But if our faith practice doesn’t come from the heart, it’s more like a very religious-looking form of “practical atheism.” “Practical atheism” is when you say you believe in God but are functionally equivalent to someone who doesn’t. True atheism was almost unheard of in the ancient world. Even today, around 80% of Americans say that they believe in God. This “belief” just makes little or no difference in many of their lives.
External religious performance is not the difference Jesus is looking for. It doesn’t say anything about your actual belief in God. The ancient Pharisees demonstrate that “practical atheism” can reside even in someone who puts on a spectacular religious show. What happens if you take away their audience? Their theism vanishes like smoke.
Your hidden religious actions do say something about your actual belief in God. Performing your religious deeds in secret only makes sense if God is real and if your relationship with him is more important than anything on this earth.
“A good way to make sure you have faith which is founded in your heart is to start with exactly what Jesus says.

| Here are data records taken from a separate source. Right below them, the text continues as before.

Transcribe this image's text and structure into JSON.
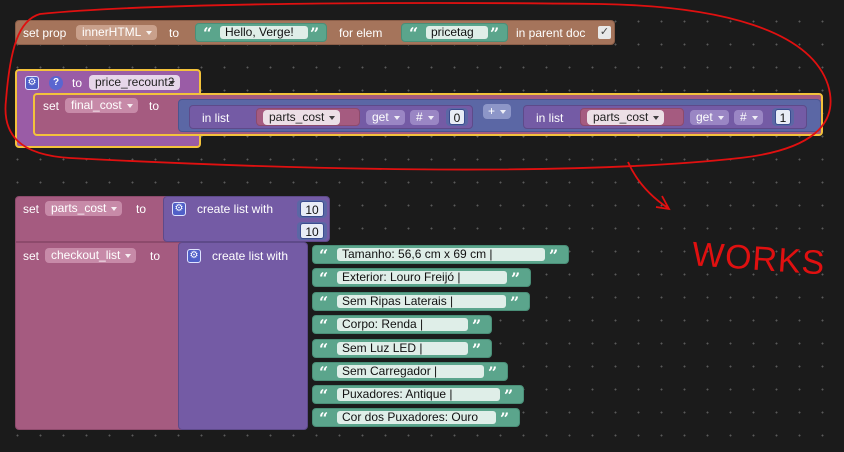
{
  "prop_block": {
    "set_prop": "set prop",
    "prop": "innerHTML",
    "to": "to",
    "value": "Hello, Verge!",
    "for_elem": "for elem",
    "elem": "pricetag",
    "in_parent_doc": "in parent doc",
    "checked": true
  },
  "proc_block": {
    "to": "to",
    "name": "price_recount2",
    "set": "set",
    "var": "final_cost",
    "to2": "to",
    "in_list": "in list",
    "list_a": "parts_cost",
    "get_a": "get",
    "hash_a": "#",
    "index_a": "0",
    "op": "+",
    "list_b": "parts_cost",
    "get_b": "get",
    "hash_b": "#",
    "index_b": "1"
  },
  "parts_block": {
    "set": "set",
    "var": "parts_cost",
    "to": "to",
    "create_list_with": "create list with",
    "items": [
      "10",
      "10"
    ]
  },
  "checkout_block": {
    "set": "set",
    "var": "checkout_list",
    "to": "to",
    "create_list_with": "create list with",
    "items": [
      "Tamanho: 56,6 cm x 69 cm      |",
      "Exterior: Louro Freijó      |",
      "Sem Ripas Laterais      |",
      "Corpo: Renda      |",
      "Sem Luz LED      |",
      "Sem Carregador      |",
      "Puxadores: Antique      |",
      "Cor dos Puxadores: Ouro"
    ]
  },
  "annotation": {
    "text": "WORKS",
    "color": "#e01010"
  },
  "colors": {
    "text_block": "#a5745b",
    "procedure": "#9a5ca6",
    "variable": "#a55b80",
    "list": "#745ba5",
    "math": "#5b67a5",
    "string": "#5ba58c",
    "selected_outline": "#f3c23b"
  }
}
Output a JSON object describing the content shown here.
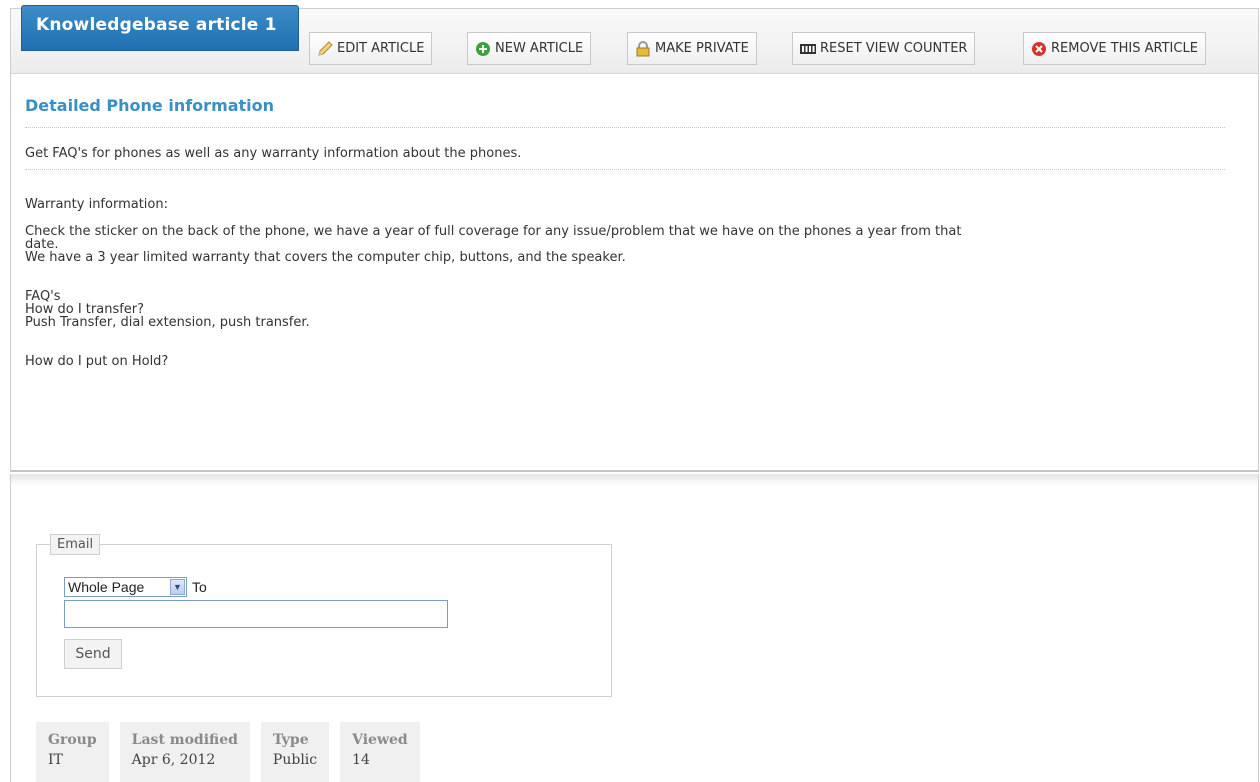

Engage in some spiritual disciplines. Alone.”
A good way to make sure you have faith which is founded in your heart is to start with exactly what Jesus says. Engage in some spiritual disciplines. Alone. Put priority on the relationship that is just between you and your heavenly Father. Ground your faith there (Luke 5:16). Giving, praying, and fasting are a great start, but there are lots of other disciplines. For guidance, check out anything by Richard Foster.
From that internal foundation, you can safely take your faith public. That’s because what people see or don’t see doesn’t really matter to you. You’re not doing it for the purpose of being seen by them. Phyllis Tickle literally wrote the modern-day book on regular, timed prayer (The Divine Hours). Once, she was in a store with a friend when her alarm went off. It was time to pray. Her friend was mortified. Public prayer may have gotten you street-cred in 1st century Palestine. It doesn’t in a 21st century place of business. Phyllis didn’t pray because of the people around her. She prayed in spite of them. Her faith practice flowed from her heart, so the presence or absence of people was irrelevant.
“Her faith practice flowed from her heart, so the presence or absence of people was irrelevant.”
Why? Because no one can see your heart. Only God can. Therefore, whatever you do in your heart is, in fact, something that is done in secret. The one who sees the heart sees that you are offering your heart to him. And your heavenly Father, who sees what is done in secret, will reward you.